The election of Mayor-elect Rob Ford should provide a warning to the Dalton McGuinty Liberals that there is a limit to taxpayers’ patience, regardless of how much voters may agree with one’s general political philosophy.
Mayor David Miller sensed the mood of the electorate and decided not to contest the election. Joe Pantalone did not, and he was spanked by voters with only a pathetic 11.7 per cent supporting the deputy mayor.
Even after his drubbing, Pantalone still hasn’t gotten the message. Mr. Pantalone said, in part, last night. “… he [Rob Ford] does not have a strong mandate for radical, drastic change—á la Mike Harris.”
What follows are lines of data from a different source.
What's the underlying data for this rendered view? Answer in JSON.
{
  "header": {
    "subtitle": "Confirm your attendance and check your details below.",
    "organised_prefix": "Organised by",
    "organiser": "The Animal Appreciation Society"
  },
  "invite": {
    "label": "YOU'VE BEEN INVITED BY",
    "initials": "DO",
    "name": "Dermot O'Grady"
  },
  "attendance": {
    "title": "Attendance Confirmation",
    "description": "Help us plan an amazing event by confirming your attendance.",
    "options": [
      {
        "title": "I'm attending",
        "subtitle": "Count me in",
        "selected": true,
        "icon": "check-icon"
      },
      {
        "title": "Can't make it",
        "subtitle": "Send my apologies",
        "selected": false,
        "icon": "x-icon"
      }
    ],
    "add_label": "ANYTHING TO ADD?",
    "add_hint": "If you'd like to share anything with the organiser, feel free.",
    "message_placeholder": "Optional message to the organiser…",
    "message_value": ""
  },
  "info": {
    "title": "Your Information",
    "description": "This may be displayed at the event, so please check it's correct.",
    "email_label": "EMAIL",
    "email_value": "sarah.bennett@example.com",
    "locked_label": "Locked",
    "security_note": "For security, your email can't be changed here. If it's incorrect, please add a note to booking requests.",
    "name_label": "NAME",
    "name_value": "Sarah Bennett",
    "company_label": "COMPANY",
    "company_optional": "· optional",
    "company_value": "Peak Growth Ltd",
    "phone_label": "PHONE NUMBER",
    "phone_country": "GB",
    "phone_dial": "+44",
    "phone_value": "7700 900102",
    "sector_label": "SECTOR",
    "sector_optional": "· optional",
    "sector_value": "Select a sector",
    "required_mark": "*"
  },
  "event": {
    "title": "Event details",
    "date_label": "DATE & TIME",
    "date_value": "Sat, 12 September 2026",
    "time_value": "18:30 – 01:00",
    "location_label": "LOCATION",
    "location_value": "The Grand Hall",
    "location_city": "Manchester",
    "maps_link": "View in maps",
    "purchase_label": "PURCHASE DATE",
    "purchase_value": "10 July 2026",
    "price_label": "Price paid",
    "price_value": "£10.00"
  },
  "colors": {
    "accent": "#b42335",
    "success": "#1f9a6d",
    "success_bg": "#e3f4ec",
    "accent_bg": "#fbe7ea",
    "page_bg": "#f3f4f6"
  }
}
For goodness sake, if defeating a former Liberal deputy premier and current deputy mayor with a handsome 47.1 per cent of the ballots cast is not a “strong mandate,” just what would be?
It’ll be bye-bye, Dalton McGuinty, this time next year if the current mood holds, but Progressive Conservative leader Tim Hudak and his team are going to have to earn victories riding by riding.
Bold action will be required to right the good ship Ontario and Hudak had better be able to concisely articulate just how his party intends to do that. Rob Ford had the stomach for such a message vis-à-vis the City of Toronto. Can Tim Hudak do so as well, or will we be fed more tepid fare? I hope for the former, but fear we’ll get the latter.